[Your task]
The data below is to be set down again exactly as written.

START Materials provided

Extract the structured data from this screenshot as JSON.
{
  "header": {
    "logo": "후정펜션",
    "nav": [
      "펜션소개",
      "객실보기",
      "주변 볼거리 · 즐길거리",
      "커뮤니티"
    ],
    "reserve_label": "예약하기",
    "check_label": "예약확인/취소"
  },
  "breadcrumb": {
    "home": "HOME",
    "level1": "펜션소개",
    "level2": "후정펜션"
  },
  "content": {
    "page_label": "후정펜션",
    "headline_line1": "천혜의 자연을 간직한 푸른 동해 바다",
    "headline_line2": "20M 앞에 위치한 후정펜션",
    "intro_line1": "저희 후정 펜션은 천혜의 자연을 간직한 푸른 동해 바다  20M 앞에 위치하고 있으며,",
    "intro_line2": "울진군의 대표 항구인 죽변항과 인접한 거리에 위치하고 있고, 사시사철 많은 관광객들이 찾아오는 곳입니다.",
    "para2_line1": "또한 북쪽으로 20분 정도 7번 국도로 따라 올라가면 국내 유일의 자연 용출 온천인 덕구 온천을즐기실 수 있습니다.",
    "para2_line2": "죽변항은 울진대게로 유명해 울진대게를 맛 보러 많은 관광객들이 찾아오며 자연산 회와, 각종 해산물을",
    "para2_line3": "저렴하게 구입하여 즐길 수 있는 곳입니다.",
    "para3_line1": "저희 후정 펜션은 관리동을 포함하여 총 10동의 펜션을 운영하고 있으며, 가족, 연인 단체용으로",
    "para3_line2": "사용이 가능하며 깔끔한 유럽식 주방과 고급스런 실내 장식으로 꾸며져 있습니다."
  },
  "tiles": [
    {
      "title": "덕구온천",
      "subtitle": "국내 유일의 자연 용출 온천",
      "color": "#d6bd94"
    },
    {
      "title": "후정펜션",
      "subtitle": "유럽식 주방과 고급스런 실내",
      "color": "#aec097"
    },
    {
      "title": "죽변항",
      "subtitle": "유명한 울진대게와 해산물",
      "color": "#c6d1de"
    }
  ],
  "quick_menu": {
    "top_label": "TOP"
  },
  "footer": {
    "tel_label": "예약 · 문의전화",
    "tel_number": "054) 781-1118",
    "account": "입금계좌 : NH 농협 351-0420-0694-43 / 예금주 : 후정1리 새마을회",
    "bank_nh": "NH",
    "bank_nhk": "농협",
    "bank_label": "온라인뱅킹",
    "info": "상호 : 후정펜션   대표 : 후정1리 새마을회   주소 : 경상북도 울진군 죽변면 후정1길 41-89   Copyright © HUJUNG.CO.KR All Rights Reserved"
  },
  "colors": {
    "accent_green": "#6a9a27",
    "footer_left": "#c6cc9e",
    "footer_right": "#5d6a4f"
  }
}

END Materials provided

[Exercise answer]
Extract the structured data from this screenshot as JSON.
{
  "header": {
    "logo": "후정펜션",
    "nav": [
      "펜션소개",
      "객실보기",
      "주변 볼거리 · 즐길거리",
      "커뮤니티"
    ],
    "reserve_label": "예약하기",
    "check_label": "예약확인/취소"
  },
  "breadcrumb": {
    "home": "HOME",
    "level1": "펜션소개",
    "level2": "후정펜션"
  },
  "content": {
    "page_label": "후정펜션",
    "headline_line1": "천혜의 자연을 간직한 푸른 동해 바다",
    "headline_line2": "20M 앞에 위치한 후정펜션",
    "intro_line1": "저희 후정 펜션은 천혜의 자연을 간직한 푸른 동해 바다  20M 앞에 위치하고 있으며,",
    "intro_line2": "울진군의 대표 항구인 죽변항과 인접한 거리에 위치하고 있고, 사시사철 많은 관광객들이 찾아오는 곳입니다.",
    "para2_line1": "또한 북쪽으로 20분 정도 7번 국도로 따라 올라가면 국내 유일의 자연 용출 온천인 덕구 온천을즐기실 수 있습니다.",
    "para2_line2": "죽변항은 울진대게로 유명해 울진대게를 맛 보러 많은 관광객들이 찾아오며 자연산 회와, 각종 해산물을",
    "para2_line3": "저렴하게 구입하여 즐길 수 있는 곳입니다.",
    "para3_line1": "저희 후정 펜션은 관리동을 포함하여 총 10동의 펜션을 운영하고 있으며, 가족, 연인 단체용으로",
    "para3_line2": "사용이 가능하며 깔끔한 유럽식 주방과 고급스런 실내 장식으로 꾸며져 있습니다."
  },
  "tiles": [
    {
      "title": "덕구온천",
      "subtitle": "국내 유일의 자연 용출 온천",
      "color": "#d6bd94"
    },
    {
      "title": "후정펜션",
      "subtitle": "유럽식 주방과 고급스런 실내",
      "color": "#aec097"
    },
    {
      "title": "죽변항",
      "subtitle": "유명한 울진대게와 해산물",
      "color": "#c6d1de"
    }
  ],
  "quick_menu": {
    "top_label": "TOP"
  },
  "footer": {
    "tel_label": "예약 · 문의전화",
    "tel_number": "054) 781-1118",
    "account": "입금계좌 : NH 농협 351-0420-0694-43 / 예금주 : 후정1리 새마을회",
    "bank_nh": "NH",
    "bank_nhk": "농협",
    "bank_label": "온라인뱅킹",
    "info": "상호 : 후정펜션   대표 : 후정1리 새마을회   주소 : 경상북도 울진군 죽변면 후정1길 41-89   Copyright © HUJUNG.CO.KR All Rights Reserved"
  },
  "colors": {
    "accent_green": "#6a9a27",
    "footer_left": "#c6cc9e",
    "footer_right": "#5d6a4f"
  }
}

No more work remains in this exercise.